If you are able to get something almost free or very inexpensive and know you can’t use it or won’t use it – please locate a food bank or family in need near you and donate it.

Point #1
Make sure you have the space to put up some shelves that are safe from bugs and moisture.
Point #2
Only buy it if you can use it before the expiration date, or if you can donate it to someone who can use it within the time frame.
Point #3
Make sure that you keep your stockpile organized. First one “in” needs to be the first one “out”. So that you do not have things get expired. Put the newest items you buy of that product, behind the older ones.
Also be sure to know exactly what you have. Put “like” items with “like” items.
Point #4
Only buy items you know that you will use.

Couponing has been coined “addicting”. As with any “addition” it can go to extremes. Be sure to keep your stockpiling and “bargin” buying under control, so that it truly is saving your family money.

*Here is an example I just found at Milk Donor Mama, she talks about all she bought and how she did it and how much she saved. But what I think is great is at the end of the article she explains what her family will use, what her parents will use and then how she will donate the rest! Love it.
(photo found on photobucket – nope…not my stockpile…although those bags of chocolate sure look good!!)


October 13, 2008 by  
Filed under Blog, Hoarding or Chronically Disorganized

Hoarding – Are You A Hoarder?

Hoarding is more than just a messy house. It is a real psychological problem. There are usually a few things that help define hoarding.


Have you seen the shows and wondered if it is a problem you have, or know of someone that is a hoarder?

1) Buying or picking up free items and refusal to part with them or even move them. Many times they are of useless or have limited value and usually aren’t being used for what they are intended.
2)The person’s home is so cluttered that you can use the spaces as they are intended.
3) significant limitations in functioning and distress over their situation they are in because of the hoarding.

I recently saw a show on TV called “How Clean is Your House”. They had a contest looking for the messiest house. Most of the pictures if not all of the pictures they showed for contestants were that of hoarders. Not one time during the show (unless I missed it) did they mention hoarding. The “winners” of the contest were a mother and her two daughters that had a terrible hoarding problem. The entire house was packed full of junk. The mother was the worse and they showed many times her refusal to part with something and her stress over the situation. I am hoping that they also got them all some counseling along with their new house make over so that they will not fall back into their same patterns,but they never mentioned anything like that. It was very disturbing to me that they never mentioned hoarding on the show at all or talked about these people needing some real treatment.
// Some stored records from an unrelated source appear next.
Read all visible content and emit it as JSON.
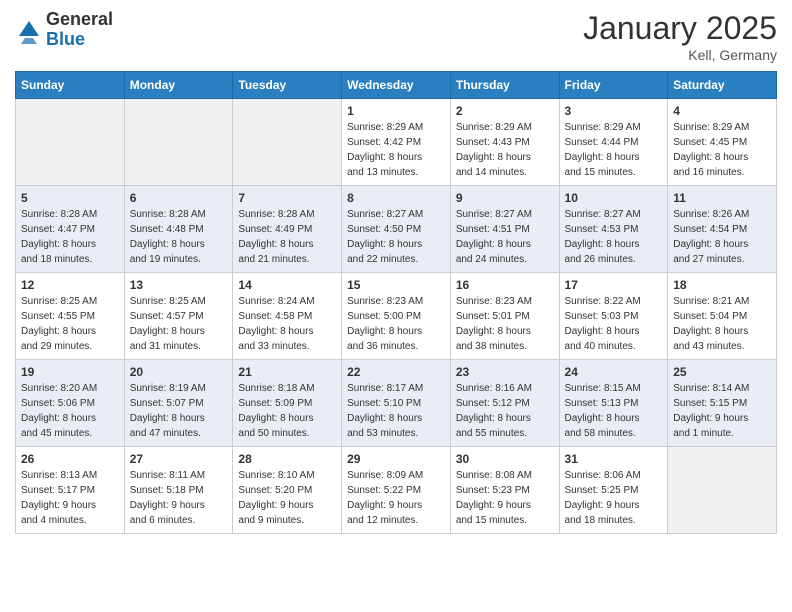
{
  "logo": {
    "general": "General",
    "blue": "Blue"
  },
  "title": "January 2025",
  "location": "Kell, Germany",
  "headers": [
    "Sunday",
    "Monday",
    "Tuesday",
    "Wednesday",
    "Thursday",
    "Friday",
    "Saturday"
  ],
  "weeks": [
    [
      {
        "day": "",
        "info": ""
      },
      {
        "day": "",
        "info": ""
      },
      {
        "day": "",
        "info": ""
      },
      {
        "day": "1",
        "info": "Sunrise: 8:29 AM\nSunset: 4:42 PM\nDaylight: 8 hours\nand 13 minutes."
      },
      {
        "day": "2",
        "info": "Sunrise: 8:29 AM\nSunset: 4:43 PM\nDaylight: 8 hours\nand 14 minutes."
      },
      {
        "day": "3",
        "info": "Sunrise: 8:29 AM\nSunset: 4:44 PM\nDaylight: 8 hours\nand 15 minutes."
      },
      {
        "day": "4",
        "info": "Sunrise: 8:29 AM\nSunset: 4:45 PM\nDaylight: 8 hours\nand 16 minutes."
      }
    ],
    [
      {
        "day": "5",
        "info": "Sunrise: 8:28 AM\nSunset: 4:47 PM\nDaylight: 8 hours\nand 18 minutes."
      },
      {
        "day": "6",
        "info": "Sunrise: 8:28 AM\nSunset: 4:48 PM\nDaylight: 8 hours\nand 19 minutes."
      },
      {
        "day": "7",
        "info": "Sunrise: 8:28 AM\nSunset: 4:49 PM\nDaylight: 8 hours\nand 21 minutes."
      },
      {
        "day": "8",
        "info": "Sunrise: 8:27 AM\nSunset: 4:50 PM\nDaylight: 8 hours\nand 22 minutes."
      },
      {
        "day": "9",
        "info": "Sunrise: 8:27 AM\nSunset: 4:51 PM\nDaylight: 8 hours\nand 24 minutes."
      },
      {
        "day": "10",
        "info": "Sunrise: 8:27 AM\nSunset: 4:53 PM\nDaylight: 8 hours\nand 26 minutes."
      },
      {
        "day": "11",
        "info": "Sunrise: 8:26 AM\nSunset: 4:54 PM\nDaylight: 8 hours\nand 27 minutes."
      }
    ],
    [
      {
        "day": "12",
        "info": "Sunrise: 8:25 AM\nSunset: 4:55 PM\nDaylight: 8 hours\nand 29 minutes."
      },
      {
        "day": "13",
        "info": "Sunrise: 8:25 AM\nSunset: 4:57 PM\nDaylight: 8 hours\nand 31 minutes."
      },
      {
        "day": "14",
        "info": "Sunrise: 8:24 AM\nSunset: 4:58 PM\nDaylight: 8 hours\nand 33 minutes."
      },
      {
        "day": "15",
        "info": "Sunrise: 8:23 AM\nSunset: 5:00 PM\nDaylight: 8 hours\nand 36 minutes."
      },
      {
        "day": "16",
        "info": "Sunrise: 8:23 AM\nSunset: 5:01 PM\nDaylight: 8 hours\nand 38 minutes."
      },
      {
        "day": "17",
        "info": "Sunrise: 8:22 AM\nSunset: 5:03 PM\nDaylight: 8 hours\nand 40 minutes."
      },
      {
        "day": "18",
        "info": "Sunrise: 8:21 AM\nSunset: 5:04 PM\nDaylight: 8 hours\nand 43 minutes."
      }
    ],
    [
      {
        "day": "19",
        "info": "Sunrise: 8:20 AM\nSunset: 5:06 PM\nDaylight: 8 hours\nand 45 minutes."
      },
      {
        "day": "20",
        "info": "Sunrise: 8:19 AM\nSunset: 5:07 PM\nDaylight: 8 hours\nand 47 minutes."
      },
      {
        "day": "21",
        "info": "Sunrise: 8:18 AM\nSunset: 5:09 PM\nDaylight: 8 hours\nand 50 minutes."
      },
      {
        "day": "22",
        "info": "Sunrise: 8:17 AM\nSunset: 5:10 PM\nDaylight: 8 hours\nand 53 minutes."
      },
      {
        "day": "23",
        "info": "Sunrise: 8:16 AM\nSunset: 5:12 PM\nDaylight: 8 hours\nand 55 minutes."
      },
      {
        "day": "24",
        "info": "Sunrise: 8:15 AM\nSunset: 5:13 PM\nDaylight: 8 hours\nand 58 minutes."
      },
      {
        "day": "25",
        "info": "Sunrise: 8:14 AM\nSunset: 5:15 PM\nDaylight: 9 hours\nand 1 minute."
      }
    ],
    [
      {
        "day": "26",
        "info": "Sunrise: 8:13 AM\nSunset: 5:17 PM\nDaylight: 9 hours\nand 4 minutes."
      },
      {
        "day": "27",
        "info": "Sunrise: 8:11 AM\nSunset: 5:18 PM\nDaylight: 9 hours\nand 6 minutes."
      },
      {
        "day": "28",
        "info": "Sunrise: 8:10 AM\nSunset: 5:20 PM\nDaylight: 9 hours\nand 9 minutes."
      },
      {
        "day": "29",
        "info": "Sunrise: 8:09 AM\nSunset: 5:22 PM\nDaylight: 9 hours\nand 12 minutes."
      },
      {
        "day": "30",
        "info": "Sunrise: 8:08 AM\nSunset: 5:23 PM\nDaylight: 9 hours\nand 15 minutes."
      },
      {
        "day": "31",
        "info": "Sunrise: 8:06 AM\nSunset: 5:25 PM\nDaylight: 9 hours\nand 18 minutes."
      },
      {
        "day": "",
        "info": ""
      }
    ]
  ]
}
Treatment is key to making a change for these people. Counseling should be for sure and many times medication is also used in therapy. That along with help from a professional organizer can make dramatic changes in a hoarders life.
Hoarders want to change (most of the time)and many times try on their own and fail and then they fall into deeper depressions and give up even more and their situations can become life threatening.
When we work with clients who are hoarders we need to assess to what level their hoarding is. Is there a place to sit in their house? Are there pathways in the rooms to get to things? Are doorways blocked? Are there pets in the house and if there is, is there animal urine and feces? (Many times animals can’t get to a door to be let out)

Hoarding is a very big problem and should not be looked at as just a “messy house”.
If you think you are a hoarder you can go to this web site and look at the “clutter hoarding scale” and evaluate yourself. www.nsgcd.org (National Study Group for Chronic Disorganization)
Just as there is help for other problems, there is help for hoarders and they should be no means ever feel like their situation is hopeless.

Disclosure: I am not an expert on hoarding, nor do I claim to be. Please follow up with the NSGCD if you feel you have a problem or know someone who does.